Planning for retirement has changed a lot over the last couple of decades.
This is according to Tony Clarke, Managing Director of the Rawson Property Group, who says shifts in the way companies typically handle pension benefits has placed the onus on the individual to lay the necessary foundations for a financially secure retirement.
“Because of this, people are branching out into alternative long-term investments, and buy-to-let property has become a popular option.”
The general benefits of a buy-to-let investment are numerous. Aside from the gearing potential, he says rental income also decreases your risk factors along with the day-to-day costs of your investment, and can become a passive income stream after your bond has been paid off.
Property is also a comparatively low-risk, high-yield investment, and is a valuable asset in situations where currency depreciation is a real concern.
Buy-to-let property can appear even more attractive to investors over 60, says Clarke.
“The idea of ongoing monthly income that increases in line with inflation for the rest of your life is very appealing, as is the capital appreciation of property and the possibility of being able to pass it on to your heirs as part of your estate.”
As with any investment, however, Clarke advises careful thought when entering the buy-to-let market, especially later in life.
“It’s a long-term investment, and can take a few years to start generating income. If you’re buying at 60, that’s probably not a problem. At 70 or 80, you may want investments with more immediate returns.”
The terms of your financing can also make a huge difference to the profitability of a buy-to-let investment, and older bond applicants often face challenges in this area.
“The cut-off age for financing varies from bank to bank and a lot depends on the applicant’s particular circumstances,” says Mike van Alphen, National Manager for Rawson Finance, the in-house bond originator for the Rawson Property Group.
“A lot of banks might only grant a bond over a five or ten year repayment term to older applicants, which can dramatically affect your ability to cover costs with rent.”
There are cases where longer terms are granted, generally where the applicant has a good, pre-existing relationship with the bank, and can clearly demonstrate sufficient ongoing income from their pension or other investments, he says.
Both Clarke and Van Alphen agree that the most important factor for retirement-aged people looking to invest in buy-to-let property is to know all the facts and figures before committing to a purchase, and to leave emotions out of the equation.
“You need to consider where you’re buying, the value of the property and its potential capital appreciation, the size and terms of your mortgage and monthly repayments, the amount of rent you can reasonably charge, and how much that rent is likely to increase over the lifetime of the investment,” says Van Alphen.

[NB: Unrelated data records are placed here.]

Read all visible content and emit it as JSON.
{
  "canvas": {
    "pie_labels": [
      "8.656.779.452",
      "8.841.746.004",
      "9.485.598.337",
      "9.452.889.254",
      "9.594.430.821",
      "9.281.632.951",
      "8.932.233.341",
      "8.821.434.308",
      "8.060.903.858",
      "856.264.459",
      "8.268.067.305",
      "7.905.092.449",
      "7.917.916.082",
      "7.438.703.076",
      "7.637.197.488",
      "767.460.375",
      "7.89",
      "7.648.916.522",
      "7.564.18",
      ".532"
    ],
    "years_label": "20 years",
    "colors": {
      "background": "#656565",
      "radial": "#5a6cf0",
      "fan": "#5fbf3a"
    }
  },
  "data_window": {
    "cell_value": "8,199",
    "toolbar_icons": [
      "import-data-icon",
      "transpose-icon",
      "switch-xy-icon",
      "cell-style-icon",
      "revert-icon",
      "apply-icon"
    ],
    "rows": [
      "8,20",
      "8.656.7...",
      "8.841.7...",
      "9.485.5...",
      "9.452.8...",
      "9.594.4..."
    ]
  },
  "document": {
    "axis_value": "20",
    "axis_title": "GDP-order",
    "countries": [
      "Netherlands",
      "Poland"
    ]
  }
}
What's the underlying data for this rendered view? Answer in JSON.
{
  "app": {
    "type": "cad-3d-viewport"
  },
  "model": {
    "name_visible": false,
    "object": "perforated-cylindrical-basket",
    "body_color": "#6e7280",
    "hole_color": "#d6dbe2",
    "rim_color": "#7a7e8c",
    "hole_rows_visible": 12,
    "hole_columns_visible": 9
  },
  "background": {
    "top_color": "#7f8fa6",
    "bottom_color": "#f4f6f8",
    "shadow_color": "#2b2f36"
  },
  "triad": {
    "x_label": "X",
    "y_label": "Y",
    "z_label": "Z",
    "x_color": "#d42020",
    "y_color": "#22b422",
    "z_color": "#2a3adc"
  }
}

He says you also need to take things like tax into account. All these factors affect your net return, which you need to be able to estimate in order to compare it to other investment opportunities over the short and long term.
“There’s no doubt that property can be an excellent asset in your retirement portfolio, but it does get more complicated the later in life you start”, says Clarke.
“That’s not to say you should cross it off your list of investment options once you hit 65 or 70, but you do need to look closely at all the factors to make an informed decision.”